Restate, word for word and with no pictures, the stretch of lines in the data below that begins at the line with "Parse this screenshot: output" and ends at the line with "Give me the", inclusive.

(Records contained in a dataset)
——

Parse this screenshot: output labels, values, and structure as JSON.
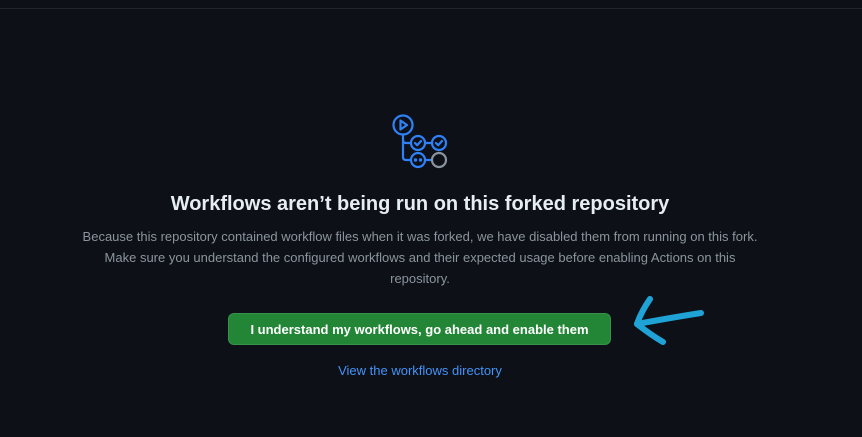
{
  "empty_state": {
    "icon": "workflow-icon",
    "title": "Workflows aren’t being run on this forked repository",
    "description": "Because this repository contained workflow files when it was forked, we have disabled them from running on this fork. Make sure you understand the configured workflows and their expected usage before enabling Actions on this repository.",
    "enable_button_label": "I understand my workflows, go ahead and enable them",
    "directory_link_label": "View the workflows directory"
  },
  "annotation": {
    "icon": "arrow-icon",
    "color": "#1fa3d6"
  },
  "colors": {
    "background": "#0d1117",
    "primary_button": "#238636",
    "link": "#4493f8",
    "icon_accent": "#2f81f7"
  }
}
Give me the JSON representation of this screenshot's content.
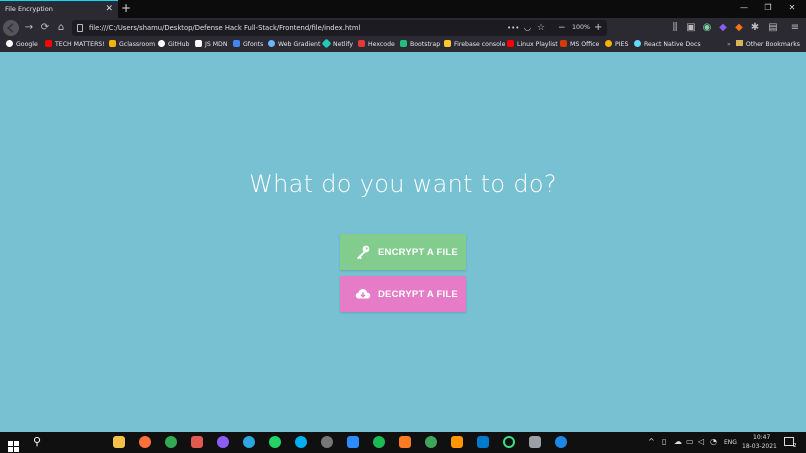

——

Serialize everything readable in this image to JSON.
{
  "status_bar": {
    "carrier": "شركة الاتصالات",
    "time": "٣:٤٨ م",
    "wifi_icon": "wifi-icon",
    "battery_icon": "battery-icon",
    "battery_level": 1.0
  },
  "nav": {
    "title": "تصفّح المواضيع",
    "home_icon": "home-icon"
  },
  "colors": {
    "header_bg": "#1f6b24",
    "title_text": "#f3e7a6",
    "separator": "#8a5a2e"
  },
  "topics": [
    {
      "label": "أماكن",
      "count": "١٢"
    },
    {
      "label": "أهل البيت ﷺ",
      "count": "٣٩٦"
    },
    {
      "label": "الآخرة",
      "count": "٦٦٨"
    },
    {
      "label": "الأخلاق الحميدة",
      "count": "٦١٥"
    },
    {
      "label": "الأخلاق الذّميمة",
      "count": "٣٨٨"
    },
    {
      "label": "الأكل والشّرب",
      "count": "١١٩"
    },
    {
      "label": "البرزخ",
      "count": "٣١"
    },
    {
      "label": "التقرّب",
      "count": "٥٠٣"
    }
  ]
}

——

RESPONSE TO THE TASK:
Parse this screenshot: output labels, values, and structure as JSON.
{
  "empty_state": {
    "icon": "workflow-icon",
    "title": "Workflows aren’t being run on this forked repository",
    "description": "Because this repository contained workflow files when it was forked, we have disabled them from running on this fork. Make sure you understand the configured workflows and their expected usage before enabling Actions on this repository.",
    "enable_button_label": "I understand my workflows, go ahead and enable them",
    "directory_link_label": "View the workflows directory"
  },
  "annotation": {
    "icon": "arrow-icon",
    "color": "#1fa3d6"
  },
  "colors": {
    "background": "#0d1117",
    "primary_button": "#238636",
    "link": "#4493f8",
    "icon_accent": "#2f81f7"
  }
}
Give me the JSON representation of this screenshot's content.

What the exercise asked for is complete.